**EXTRACTED ENTRIES**:
------------------------------------------------------------------------
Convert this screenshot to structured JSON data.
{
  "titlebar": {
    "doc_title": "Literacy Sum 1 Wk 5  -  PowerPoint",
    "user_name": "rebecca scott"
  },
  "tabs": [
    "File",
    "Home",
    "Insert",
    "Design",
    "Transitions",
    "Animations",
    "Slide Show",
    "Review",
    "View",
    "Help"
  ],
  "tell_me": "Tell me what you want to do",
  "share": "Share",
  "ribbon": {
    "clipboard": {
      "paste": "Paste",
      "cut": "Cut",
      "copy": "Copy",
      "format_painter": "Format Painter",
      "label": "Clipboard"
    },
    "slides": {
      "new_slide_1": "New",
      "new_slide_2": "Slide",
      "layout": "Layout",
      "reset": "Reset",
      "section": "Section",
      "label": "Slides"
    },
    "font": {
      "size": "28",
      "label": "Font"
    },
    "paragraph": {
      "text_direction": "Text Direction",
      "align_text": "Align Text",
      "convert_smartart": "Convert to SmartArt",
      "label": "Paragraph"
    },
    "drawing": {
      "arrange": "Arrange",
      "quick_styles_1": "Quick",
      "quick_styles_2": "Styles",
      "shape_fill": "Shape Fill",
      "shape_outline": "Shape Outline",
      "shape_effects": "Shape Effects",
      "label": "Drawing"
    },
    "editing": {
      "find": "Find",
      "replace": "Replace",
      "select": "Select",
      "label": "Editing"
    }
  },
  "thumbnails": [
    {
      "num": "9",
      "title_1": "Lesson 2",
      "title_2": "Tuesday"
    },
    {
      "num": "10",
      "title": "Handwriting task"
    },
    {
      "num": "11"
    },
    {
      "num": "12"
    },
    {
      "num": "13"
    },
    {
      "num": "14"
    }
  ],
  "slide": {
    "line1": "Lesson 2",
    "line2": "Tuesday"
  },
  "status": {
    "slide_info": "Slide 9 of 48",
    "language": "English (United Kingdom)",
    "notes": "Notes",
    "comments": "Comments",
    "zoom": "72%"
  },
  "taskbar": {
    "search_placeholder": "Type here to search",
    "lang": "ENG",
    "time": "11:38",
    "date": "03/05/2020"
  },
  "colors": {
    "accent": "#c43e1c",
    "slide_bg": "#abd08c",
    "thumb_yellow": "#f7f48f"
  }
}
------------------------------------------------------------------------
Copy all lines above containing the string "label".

      "label": "Clipboard"
      "label": "Slides"
      "label": "Font"
      "label": "Paragraph"
      "label": "Drawing"
      "label": "Editing"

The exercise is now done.